Excerpts from an interface dataset:

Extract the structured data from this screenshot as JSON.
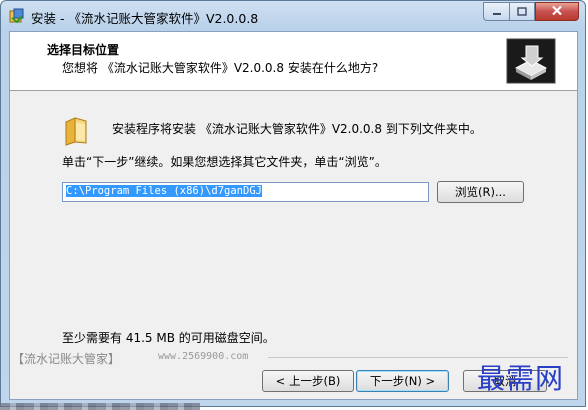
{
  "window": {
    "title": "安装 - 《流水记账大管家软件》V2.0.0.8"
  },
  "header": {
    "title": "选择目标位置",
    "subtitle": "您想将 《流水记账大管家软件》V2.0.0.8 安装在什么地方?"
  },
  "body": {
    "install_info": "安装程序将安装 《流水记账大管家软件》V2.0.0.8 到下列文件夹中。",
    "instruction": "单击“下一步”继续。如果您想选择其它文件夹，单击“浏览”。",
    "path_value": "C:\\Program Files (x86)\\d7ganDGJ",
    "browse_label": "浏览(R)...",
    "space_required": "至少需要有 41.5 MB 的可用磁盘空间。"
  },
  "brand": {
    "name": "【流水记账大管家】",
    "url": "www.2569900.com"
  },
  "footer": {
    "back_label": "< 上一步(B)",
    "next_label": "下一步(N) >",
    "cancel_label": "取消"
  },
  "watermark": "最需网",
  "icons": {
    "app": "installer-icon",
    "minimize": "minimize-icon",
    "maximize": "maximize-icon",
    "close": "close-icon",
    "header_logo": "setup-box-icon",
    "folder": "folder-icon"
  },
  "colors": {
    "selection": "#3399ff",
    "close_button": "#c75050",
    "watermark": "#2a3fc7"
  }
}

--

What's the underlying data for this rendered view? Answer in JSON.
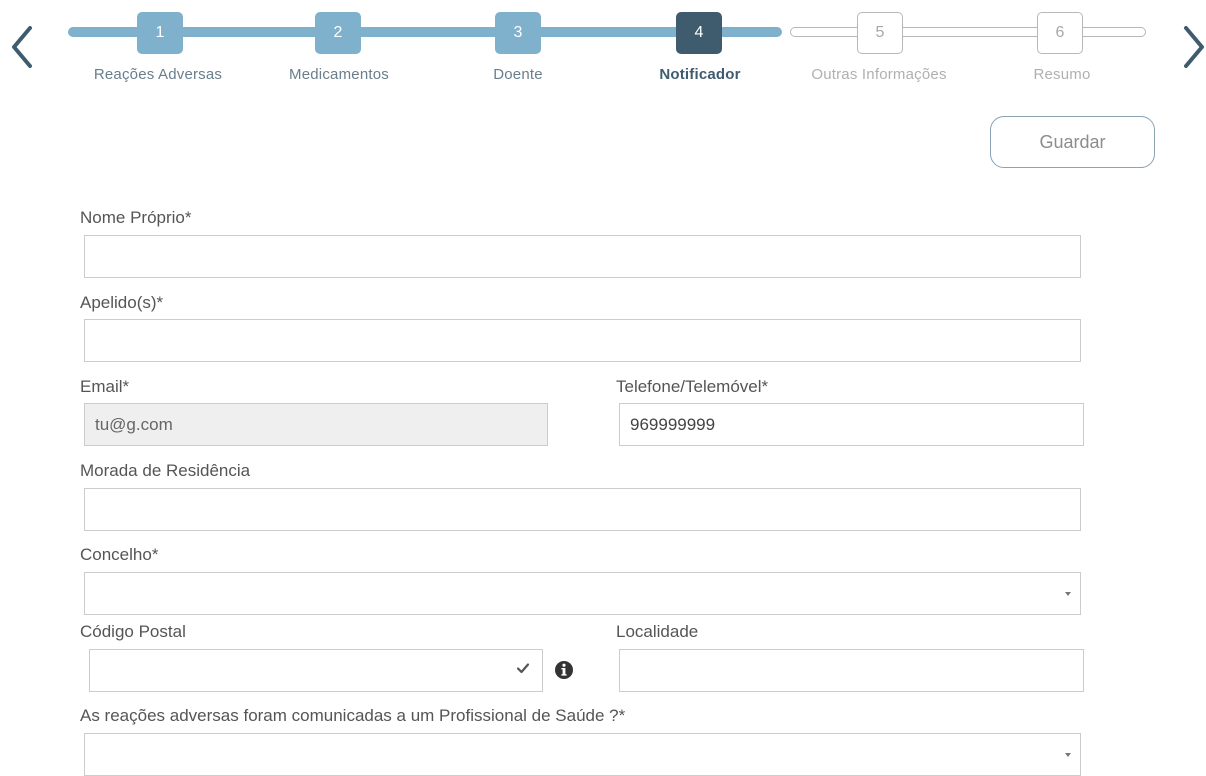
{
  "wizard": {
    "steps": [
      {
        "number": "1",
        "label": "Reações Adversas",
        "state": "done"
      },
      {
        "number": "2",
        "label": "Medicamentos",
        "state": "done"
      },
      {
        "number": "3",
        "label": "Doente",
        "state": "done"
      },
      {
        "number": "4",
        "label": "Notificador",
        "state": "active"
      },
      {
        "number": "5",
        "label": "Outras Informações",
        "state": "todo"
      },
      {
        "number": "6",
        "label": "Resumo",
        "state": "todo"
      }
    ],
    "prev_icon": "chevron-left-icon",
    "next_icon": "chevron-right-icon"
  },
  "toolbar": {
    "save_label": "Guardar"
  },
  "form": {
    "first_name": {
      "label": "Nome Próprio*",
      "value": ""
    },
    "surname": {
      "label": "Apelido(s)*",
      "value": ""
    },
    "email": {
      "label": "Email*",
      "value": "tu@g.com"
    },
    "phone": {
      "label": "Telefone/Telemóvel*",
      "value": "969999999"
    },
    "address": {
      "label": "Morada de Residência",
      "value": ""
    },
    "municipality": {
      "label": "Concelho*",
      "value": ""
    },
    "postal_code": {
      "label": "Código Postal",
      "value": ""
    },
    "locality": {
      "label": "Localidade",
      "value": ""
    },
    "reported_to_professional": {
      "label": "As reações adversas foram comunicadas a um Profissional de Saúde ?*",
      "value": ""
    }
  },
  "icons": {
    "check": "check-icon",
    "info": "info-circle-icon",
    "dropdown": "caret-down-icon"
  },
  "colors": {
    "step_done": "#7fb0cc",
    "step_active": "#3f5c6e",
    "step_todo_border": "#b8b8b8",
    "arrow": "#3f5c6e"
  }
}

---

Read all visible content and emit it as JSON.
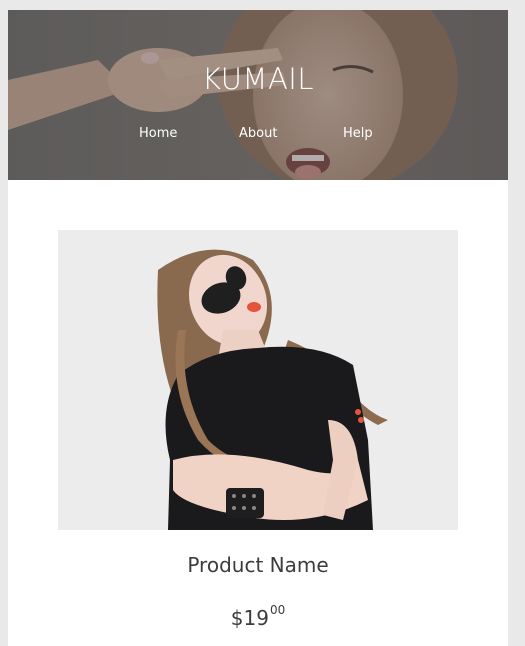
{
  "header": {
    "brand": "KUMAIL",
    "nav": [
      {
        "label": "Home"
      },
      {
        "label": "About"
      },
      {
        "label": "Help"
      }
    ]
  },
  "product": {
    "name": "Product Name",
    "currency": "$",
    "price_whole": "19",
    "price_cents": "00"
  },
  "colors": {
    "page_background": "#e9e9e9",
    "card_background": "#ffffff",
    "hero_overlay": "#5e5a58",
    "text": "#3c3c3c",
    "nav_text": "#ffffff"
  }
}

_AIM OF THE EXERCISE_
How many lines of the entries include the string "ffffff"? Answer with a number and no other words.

_SOLUTION TO THE PROBLEM_
2